A federal judge on Tuesday upheld a gay judge's ruling that struck down California's same-sex marriage ban, saying his fellow jurist was under no obligation to disqualify himself simply because he was in a long-term relationship with another man.
In a 19-page decision responding [Read ruling .pdf] to the first attempt in the nation to disqualify a judge because of his sexual orientation, Chief U.S. District Judge James Ware said former Chief Judge Vaughn Walker had no obligation to divulge whether he wanted to marry his same-sex partner before he declared last year that the voter-approved marriage ban was unconstitutional.
"The presumption that Judge Walker, by virtue of being in a same-sex relationship, had a desire to be married that rendered him incapable of making an impartial decision, is as warrantless as the presumption that a female judge is incapable of being impartial in a case in which women seek legal relief," Ware wrote.
The ruling does not settle the legal fight over the same-sex marriage ban, which was contained in Proposition 8.
The 9th U.S. Circuit Court of Appeals is considering whether Walker properly concluded that denying gays and lesbians the right to marry violates their rights to due process and equal protection.
The court also is eyeing whether the conservative religious coalition that sponsored the 2008 ballot measure is legally entitled to appeal Walker's verdict.
Ware's opinion on Tuesday came in response to an April motion by coalition lawyers that sought to have Walker's ruling vacated on conflict of interest grounds.
Chad Griffin, president of the American Foundation for Equal Rights, the group that spearheaded the successful effort to overturn Proposition 8 in Walker's court, called Ware's decision to reject the challenge a precedent-setting victory that advances equal rights and treatment for all Americans.
"This bigoted and homophobic motion will prove to be a real low point in the struggle for equality and full civil rights for gay and lesbian people," Griffin said.

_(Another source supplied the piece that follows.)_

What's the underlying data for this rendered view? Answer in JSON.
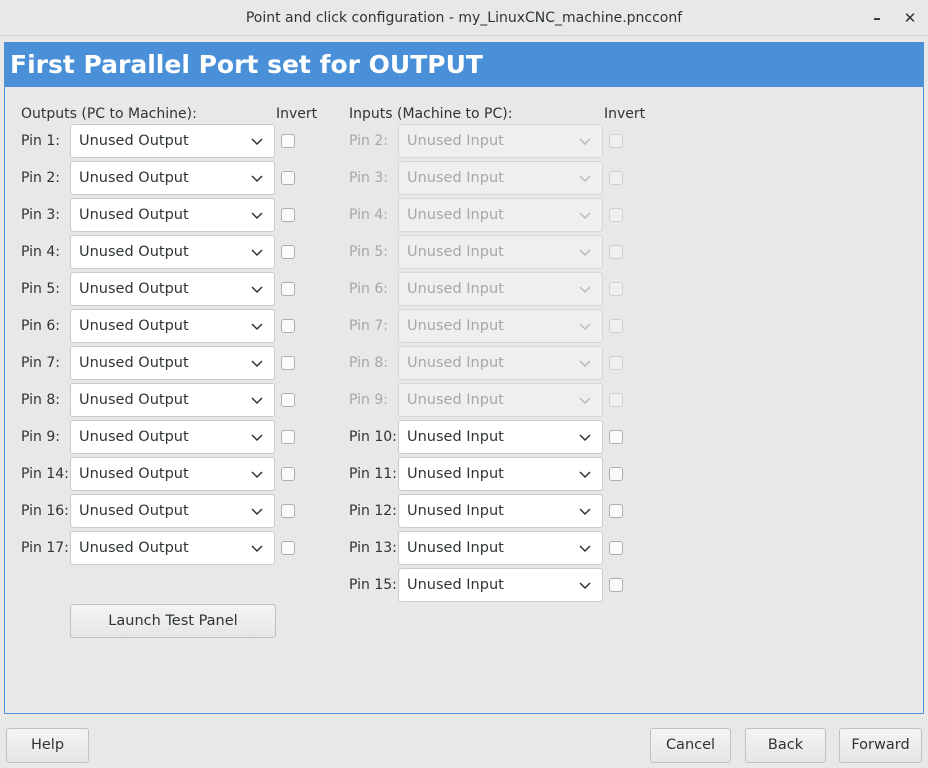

ProtectMarriage.com, which filed the challenge, said it would appeal and "continue our tireless efforts to defend the will of the people of California to preserve marriage as the union of a man and a woman."
In his ruling, Ware cited previous cases dealing with women and minority judges in concluding that his predecessor had acted appropriately.
"The sole fact that a federal judge shares the same circumstances or personal characteristics with other members of the general public, and that the judge could be affected by the outcome of a proceeding in the same way that other members of the general public would be affected, is not a basis for either recusal or disqualification," he wrote.
Lawyers for backers of the ban argued at a hearing Monday that Walker should have recused himself or disclosed his relationship because he and his partner stood to personally benefit if Proposition 8 were invalidated and same-sex unions were again legal in California.
Walker publicly revealed after he retired in February that he has had a relationship with a man for 10 years. Rumors that he was gay had circulated before and after he presided over the trial in early 2010.
Ware crisply rejected the idea that judges who are members of minority groups have more of a vested interest in the outcome of civil rights cases based on the U.S. Constitution than anyone else.
"We all have an equal stake in a case that challenges the constitutionality of a restriction on a fundamental right," Ware wrote. "The single characteristic that Judge Walker shares with the plaintiffs, albeit one that might not have been shared with the majority of Californians, gave him no greater interest in a proper decision on the merits than would exist for any other judge or citizen."
Many legal scholars had not expected Ware to overturn Walker's decision. They said having a judge's impartiality questioned because he is gay is new territory, but efforts to get female judges thrown off gender discrimination cases or Hispanic judges removed from immigration cases have failed.
Walker did not attend Monday's hearing on the matter and has declined to comment on the bias allegations.
Same-sex couples can legally marry in Connecticut, Iowa, Massachusetts, New Hampshire, Vermont and the District of Columbia.
Gay rights advocates in New York are hoping this week to make their state their sixth to recognize gay, lesbian and bisexual unions. Gov. Andrew Cuomo is pushing to get a gay marriage bill through the New York Legislature, and supporters said on Tuesday they are within one vote of securing its passage.